§ **Given records**:
= Beginning of Section =

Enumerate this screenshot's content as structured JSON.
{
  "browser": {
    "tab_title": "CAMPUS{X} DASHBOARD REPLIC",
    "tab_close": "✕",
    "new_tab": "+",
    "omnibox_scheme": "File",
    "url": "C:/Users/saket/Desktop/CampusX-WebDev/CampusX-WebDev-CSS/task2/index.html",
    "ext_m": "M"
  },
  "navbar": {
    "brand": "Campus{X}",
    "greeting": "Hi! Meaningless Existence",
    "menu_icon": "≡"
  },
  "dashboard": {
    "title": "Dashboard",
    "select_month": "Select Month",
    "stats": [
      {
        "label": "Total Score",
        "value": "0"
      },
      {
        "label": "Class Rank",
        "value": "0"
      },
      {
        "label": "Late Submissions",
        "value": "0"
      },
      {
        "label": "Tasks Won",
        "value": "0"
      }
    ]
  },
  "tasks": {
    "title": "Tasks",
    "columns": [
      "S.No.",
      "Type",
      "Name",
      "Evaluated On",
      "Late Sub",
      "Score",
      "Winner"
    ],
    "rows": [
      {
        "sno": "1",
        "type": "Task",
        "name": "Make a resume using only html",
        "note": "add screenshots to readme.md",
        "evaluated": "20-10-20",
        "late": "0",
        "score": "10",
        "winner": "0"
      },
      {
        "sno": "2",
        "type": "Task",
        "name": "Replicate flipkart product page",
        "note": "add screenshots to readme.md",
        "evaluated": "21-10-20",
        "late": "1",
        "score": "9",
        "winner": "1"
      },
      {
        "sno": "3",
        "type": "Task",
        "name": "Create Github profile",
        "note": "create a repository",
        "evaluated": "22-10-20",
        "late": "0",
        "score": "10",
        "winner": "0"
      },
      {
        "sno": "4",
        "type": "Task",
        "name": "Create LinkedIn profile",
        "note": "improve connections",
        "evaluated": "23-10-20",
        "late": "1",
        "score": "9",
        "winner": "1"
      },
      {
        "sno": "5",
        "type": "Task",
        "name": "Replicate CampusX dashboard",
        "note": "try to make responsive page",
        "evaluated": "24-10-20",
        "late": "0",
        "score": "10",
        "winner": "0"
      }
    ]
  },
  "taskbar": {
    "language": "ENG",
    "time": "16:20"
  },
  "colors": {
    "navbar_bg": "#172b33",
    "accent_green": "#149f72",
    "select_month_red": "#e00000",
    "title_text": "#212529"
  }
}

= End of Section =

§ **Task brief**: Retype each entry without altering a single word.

§ **Worked solution**:
Enumerate this screenshot's content as structured JSON.
{
  "browser": {
    "tab_title": "CAMPUS{X} DASHBOARD REPLIC",
    "tab_close": "✕",
    "new_tab": "+",
    "omnibox_scheme": "File",
    "url": "C:/Users/saket/Desktop/CampusX-WebDev/CampusX-WebDev-CSS/task2/index.html",
    "ext_m": "M"
  },
  "navbar": {
    "brand": "Campus{X}",
    "greeting": "Hi! Meaningless Existence",
    "menu_icon": "≡"
  },
  "dashboard": {
    "title": "Dashboard",
    "select_month": "Select Month",
    "stats": [
      {
        "label": "Total Score",
        "value": "0"
      },
      {
        "label": "Class Rank",
        "value": "0"
      },
      {
        "label": "Late Submissions",
        "value": "0"
      },
      {
        "label": "Tasks Won",
        "value": "0"
      }
    ]
  },
  "tasks": {
    "title": "Tasks",
    "columns": [
      "S.No.",
      "Type",
      "Name",
      "Evaluated On",
      "Late Sub",
      "Score",
      "Winner"
    ],
    "rows": [
      {
        "sno": "1",
        "type": "Task",
        "name": "Make a resume using only html",
        "note": "add screenshots to readme.md",
        "evaluated": "20-10-20",
        "late": "0",
        "score": "10",
        "winner": "0"
      },
      {
        "sno": "2",
        "type": "Task",
        "name": "Replicate flipkart product page",
        "note": "add screenshots to readme.md",
        "evaluated": "21-10-20",
        "late": "1",
        "score": "9",
        "winner": "1"
      },
      {
        "sno": "3",
        "type": "Task",
        "name": "Create Github profile",
        "note": "create a repository",
        "evaluated": "22-10-20",
        "late": "0",
        "score": "10",
        "winner": "0"
      },
      {
        "sno": "4",
        "type": "Task",
        "name": "Create LinkedIn profile",
        "note": "improve connections",
        "evaluated": "23-10-20",
        "late": "1",
        "score": "9",
        "winner": "1"
      },
      {
        "sno": "5",
        "type": "Task",
        "name": "Replicate CampusX dashboard",
        "note": "try to make responsive page",
        "evaluated": "24-10-20",
        "late": "0",
        "score": "10",
        "winner": "0"
      }
    ]
  },
  "taskbar": {
    "language": "ENG",
    "time": "16:20"
  },
  "colors": {
    "navbar_bg": "#172b33",
    "accent_green": "#149f72",
    "select_month_red": "#e00000",
    "title_text": "#212529"
  }
}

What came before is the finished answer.